Provided records START

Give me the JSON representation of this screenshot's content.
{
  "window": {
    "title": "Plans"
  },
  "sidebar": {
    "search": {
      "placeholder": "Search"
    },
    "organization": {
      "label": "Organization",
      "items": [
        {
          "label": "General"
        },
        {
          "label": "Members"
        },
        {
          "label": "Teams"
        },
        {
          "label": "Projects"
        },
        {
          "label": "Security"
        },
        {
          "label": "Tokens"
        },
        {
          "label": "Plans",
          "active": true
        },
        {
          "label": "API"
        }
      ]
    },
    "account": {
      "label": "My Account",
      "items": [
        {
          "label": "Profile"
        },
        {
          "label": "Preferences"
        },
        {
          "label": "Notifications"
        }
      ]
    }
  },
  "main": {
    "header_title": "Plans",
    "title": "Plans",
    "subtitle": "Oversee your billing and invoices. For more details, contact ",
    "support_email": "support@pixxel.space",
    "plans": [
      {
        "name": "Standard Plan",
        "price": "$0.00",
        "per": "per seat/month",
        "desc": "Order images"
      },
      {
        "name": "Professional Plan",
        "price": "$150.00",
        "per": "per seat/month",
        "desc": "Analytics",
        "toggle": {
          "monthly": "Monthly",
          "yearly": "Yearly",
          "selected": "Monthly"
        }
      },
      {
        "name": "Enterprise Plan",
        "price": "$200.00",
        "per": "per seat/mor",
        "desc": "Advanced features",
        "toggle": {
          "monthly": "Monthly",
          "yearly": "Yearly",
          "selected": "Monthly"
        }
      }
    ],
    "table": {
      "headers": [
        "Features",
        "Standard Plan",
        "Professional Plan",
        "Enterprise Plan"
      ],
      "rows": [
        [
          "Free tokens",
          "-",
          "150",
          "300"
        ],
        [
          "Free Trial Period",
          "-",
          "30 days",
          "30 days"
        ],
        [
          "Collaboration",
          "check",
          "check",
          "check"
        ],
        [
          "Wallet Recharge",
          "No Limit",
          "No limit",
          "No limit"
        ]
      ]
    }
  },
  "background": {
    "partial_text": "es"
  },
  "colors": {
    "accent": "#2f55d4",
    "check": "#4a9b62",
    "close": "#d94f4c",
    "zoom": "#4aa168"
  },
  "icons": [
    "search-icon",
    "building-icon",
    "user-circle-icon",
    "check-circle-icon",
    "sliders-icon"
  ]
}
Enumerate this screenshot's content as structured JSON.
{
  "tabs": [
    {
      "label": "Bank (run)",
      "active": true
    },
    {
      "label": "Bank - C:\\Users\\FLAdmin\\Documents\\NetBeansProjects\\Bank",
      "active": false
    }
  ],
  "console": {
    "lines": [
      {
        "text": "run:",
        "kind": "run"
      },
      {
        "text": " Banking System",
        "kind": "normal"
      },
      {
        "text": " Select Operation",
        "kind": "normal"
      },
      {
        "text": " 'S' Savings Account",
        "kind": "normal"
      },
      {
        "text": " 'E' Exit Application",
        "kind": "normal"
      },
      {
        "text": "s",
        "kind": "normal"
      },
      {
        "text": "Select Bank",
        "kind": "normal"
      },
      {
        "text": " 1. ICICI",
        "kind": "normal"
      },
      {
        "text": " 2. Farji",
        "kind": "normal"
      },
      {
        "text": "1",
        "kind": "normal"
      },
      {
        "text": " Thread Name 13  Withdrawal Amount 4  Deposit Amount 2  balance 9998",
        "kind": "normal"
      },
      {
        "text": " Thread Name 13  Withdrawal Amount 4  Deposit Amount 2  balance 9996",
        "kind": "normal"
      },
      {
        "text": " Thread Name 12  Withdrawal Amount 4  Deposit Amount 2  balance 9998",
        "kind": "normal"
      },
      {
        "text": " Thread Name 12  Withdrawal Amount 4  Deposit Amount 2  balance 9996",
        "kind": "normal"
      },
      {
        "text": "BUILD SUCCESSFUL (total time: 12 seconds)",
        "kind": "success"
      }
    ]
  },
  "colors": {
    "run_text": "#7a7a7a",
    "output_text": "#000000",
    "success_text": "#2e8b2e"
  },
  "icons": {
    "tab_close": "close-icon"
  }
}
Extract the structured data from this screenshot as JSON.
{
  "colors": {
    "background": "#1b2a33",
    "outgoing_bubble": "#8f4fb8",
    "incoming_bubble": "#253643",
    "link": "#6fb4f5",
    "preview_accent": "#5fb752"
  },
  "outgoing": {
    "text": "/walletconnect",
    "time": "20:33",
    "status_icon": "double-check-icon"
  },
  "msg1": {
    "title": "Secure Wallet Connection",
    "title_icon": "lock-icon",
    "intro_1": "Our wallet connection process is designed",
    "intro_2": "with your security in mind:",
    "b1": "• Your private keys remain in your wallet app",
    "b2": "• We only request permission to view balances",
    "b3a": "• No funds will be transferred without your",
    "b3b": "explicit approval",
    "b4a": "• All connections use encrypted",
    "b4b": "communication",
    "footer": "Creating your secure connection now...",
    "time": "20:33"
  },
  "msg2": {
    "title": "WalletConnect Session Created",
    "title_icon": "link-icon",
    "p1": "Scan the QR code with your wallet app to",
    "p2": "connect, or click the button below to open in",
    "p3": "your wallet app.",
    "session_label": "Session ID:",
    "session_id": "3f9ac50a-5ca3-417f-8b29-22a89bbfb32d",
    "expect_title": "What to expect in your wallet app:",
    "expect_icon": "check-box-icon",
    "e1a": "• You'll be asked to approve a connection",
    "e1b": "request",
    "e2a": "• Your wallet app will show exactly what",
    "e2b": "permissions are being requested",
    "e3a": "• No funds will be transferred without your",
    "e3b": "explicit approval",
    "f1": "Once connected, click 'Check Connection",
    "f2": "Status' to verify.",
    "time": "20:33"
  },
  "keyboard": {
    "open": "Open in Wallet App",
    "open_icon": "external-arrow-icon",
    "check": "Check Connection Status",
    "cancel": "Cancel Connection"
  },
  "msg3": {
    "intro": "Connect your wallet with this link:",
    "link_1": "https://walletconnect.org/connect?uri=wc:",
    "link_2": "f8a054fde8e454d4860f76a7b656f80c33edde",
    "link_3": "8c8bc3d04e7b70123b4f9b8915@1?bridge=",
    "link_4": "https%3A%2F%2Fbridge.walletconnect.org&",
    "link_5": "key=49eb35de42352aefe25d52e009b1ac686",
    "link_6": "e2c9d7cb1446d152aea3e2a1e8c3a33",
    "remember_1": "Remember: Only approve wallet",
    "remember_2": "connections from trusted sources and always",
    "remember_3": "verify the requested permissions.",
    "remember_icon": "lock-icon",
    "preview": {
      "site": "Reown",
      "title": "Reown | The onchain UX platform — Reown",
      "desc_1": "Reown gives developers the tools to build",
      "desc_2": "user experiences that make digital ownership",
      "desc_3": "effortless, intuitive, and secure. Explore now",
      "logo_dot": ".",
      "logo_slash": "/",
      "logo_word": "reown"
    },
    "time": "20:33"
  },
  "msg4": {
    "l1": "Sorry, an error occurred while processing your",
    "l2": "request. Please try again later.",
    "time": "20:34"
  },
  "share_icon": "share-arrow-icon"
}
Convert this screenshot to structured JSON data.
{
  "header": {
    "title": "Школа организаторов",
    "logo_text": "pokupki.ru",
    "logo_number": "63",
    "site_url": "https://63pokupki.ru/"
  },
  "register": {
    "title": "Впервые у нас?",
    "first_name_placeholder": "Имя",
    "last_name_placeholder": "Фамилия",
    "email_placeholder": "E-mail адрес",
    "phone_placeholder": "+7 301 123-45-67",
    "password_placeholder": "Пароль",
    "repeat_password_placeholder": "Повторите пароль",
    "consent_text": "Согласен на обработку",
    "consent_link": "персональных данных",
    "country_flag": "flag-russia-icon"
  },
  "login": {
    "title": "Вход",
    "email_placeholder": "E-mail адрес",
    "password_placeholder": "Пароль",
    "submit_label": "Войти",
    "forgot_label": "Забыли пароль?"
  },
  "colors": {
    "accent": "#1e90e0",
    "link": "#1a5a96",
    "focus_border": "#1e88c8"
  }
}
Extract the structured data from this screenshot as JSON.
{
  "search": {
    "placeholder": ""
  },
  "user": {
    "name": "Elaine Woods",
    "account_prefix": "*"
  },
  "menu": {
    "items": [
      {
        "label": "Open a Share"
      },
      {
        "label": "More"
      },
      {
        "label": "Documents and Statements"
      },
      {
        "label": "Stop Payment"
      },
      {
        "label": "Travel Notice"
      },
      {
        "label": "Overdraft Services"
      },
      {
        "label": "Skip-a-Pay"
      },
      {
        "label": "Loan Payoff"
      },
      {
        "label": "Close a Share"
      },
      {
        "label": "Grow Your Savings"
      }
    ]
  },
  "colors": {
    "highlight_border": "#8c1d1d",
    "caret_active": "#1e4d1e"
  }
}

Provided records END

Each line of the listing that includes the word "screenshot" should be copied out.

Give me the JSON representation of this screenshot's content.
Enumerate this screenshot's content as structured JSON.
Extract the structured data from this screenshot as JSON.
Convert this screenshot to structured JSON data.
Extract the structured data from this screenshot as JSON.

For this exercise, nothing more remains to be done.